That passion play, Lux says, has never been truer than the current stage of Tampa-based Stonehenge, a Bank One spinoff founded in 1999. That's primarily because the firm closed on the $40 million portfolio, Stonehenge Growth Equity Fund LP, in late September.

Lux and Stonehenge Growth Equity Managing Director Brian Model raised the $40 million over 18 months, mostly from institutional investors. No entity holds more than 30% of the total fund. Private equity fundraising in a post-recession world, says Lux, is a challenge because many sources that invested in these opportunities in the past, such as pension funds, have significantly less capital.

Stonehenge Growth Equity is a unit of Stonehenge Capital Co. In addition to private equity and venture capital, Stonehenge Capital has divisions that focus on tax credit consulting and entertainment industry investments. Stonehenge Capital has eight offices nationwide, including Tampa, Dallas, Denver and New York City locations. The Tampa location for both the parent company and the equity fund is run out of a converted house in Hyde Park.

At $40 million, the latest fund isn't Silicon Valley supersized, Lux concedes. Still, $40 million is an above average size for Florida — either in private equity or venture capital. For instance, the $104.2 million Florida companies received in venture capital in the third quarter, through 12 deals, represents 1.3% of all U.S. venture capital, according to a PricewaterhouseCoopers/National Venture Capital Association report.

Lux, further, believes there's a gap in private equity, where Florida startups have little access to the biggest funds. That provides Stonehenge an opportunity, and a sense of urgency to find the best companies. The fund plans to invest in companies in Florida and the Southeast that have between $3 million and $20 million in annual revenues.

Finding the right companies, says Lux, is an intricate mix of numbers-based analytics, market research and compatibility and confidence with senior management. Lux says the firm is currently studying 10-15 potential companies. “We aren't going to bat a thousand,” Lux says. “But can we do well enough that we will be able to meet the goals we have set for our investors?”

Stonehenge has often hit that mark, although it declines to disclose its return target. Recent successes include Pilgrim Software and online education firm Red Vector, both based in Tampa, and West Palm Beach-based Electronic Data Resources. Those firms, and several others, grew revenues and profitability under Stonehenge before being sold.

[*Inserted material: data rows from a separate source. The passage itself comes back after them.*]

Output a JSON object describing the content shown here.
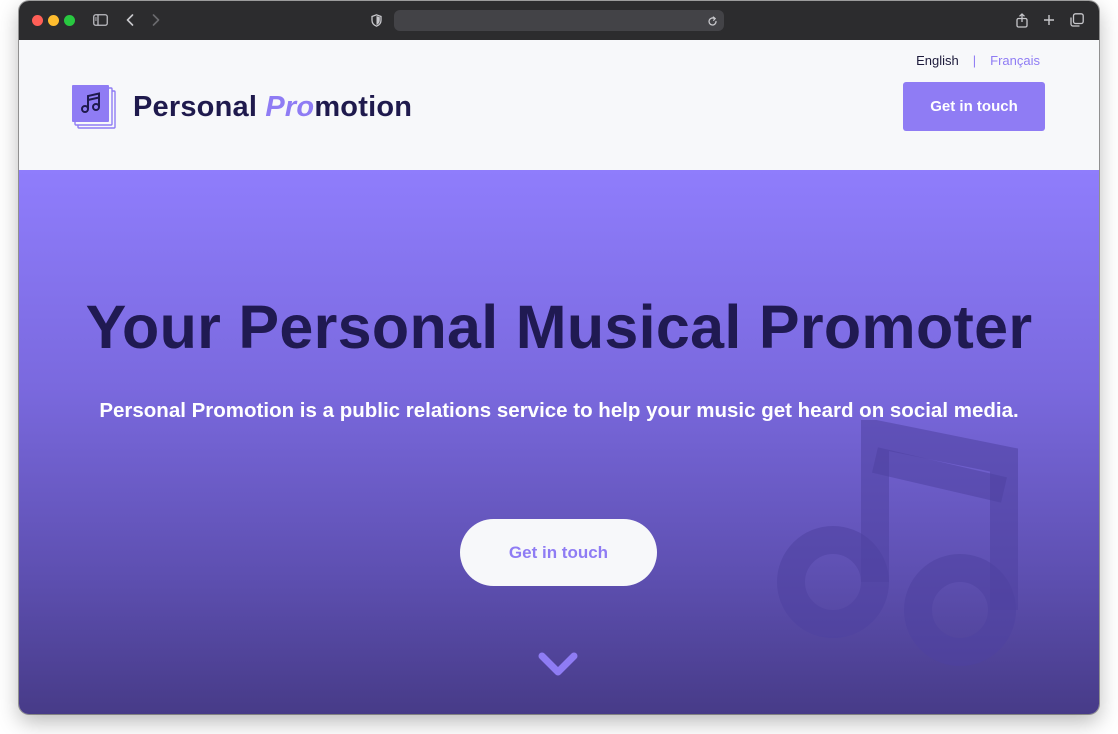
{
  "browser": {
    "icons": [
      "sidebar-icon",
      "back-icon",
      "forward-icon",
      "shield-icon",
      "reload-icon",
      "share-icon",
      "new-tab-icon",
      "tabs-overview-icon"
    ]
  },
  "header": {
    "languages": {
      "english": "English",
      "separator": "|",
      "french": "Français"
    },
    "logo": {
      "text_part1": "Personal ",
      "text_pro": "Pro",
      "text_part2": "motion",
      "icon": "music-note-icon"
    },
    "cta_label": "Get in touch"
  },
  "hero": {
    "title": "Your Personal Musical Promoter",
    "subtitle": "Personal Promotion is a public relations service to help your music get heard on social media.",
    "cta_label": "Get in touch",
    "scroll_icon": "chevron-down-icon"
  },
  "colors": {
    "accent": "#8f7cf4",
    "dark_text": "#1f1a4d",
    "header_bg": "#f7f8fa"
  }
}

The growth part is what motivates Lux. “I'm passionate about helping entrepreneurs achieve their goals and objectives,” says Lux. “Instead of being a builder and watching a building go up, you are helping build a business.”



Special Offer: $5 for 2 Months!

Your free article limit has been reached this month.
Subscribe now for unlimited digital access to our award-winning business news.
Join thousands of executives who rely on us for insights spanning Tampa Bay to Naples.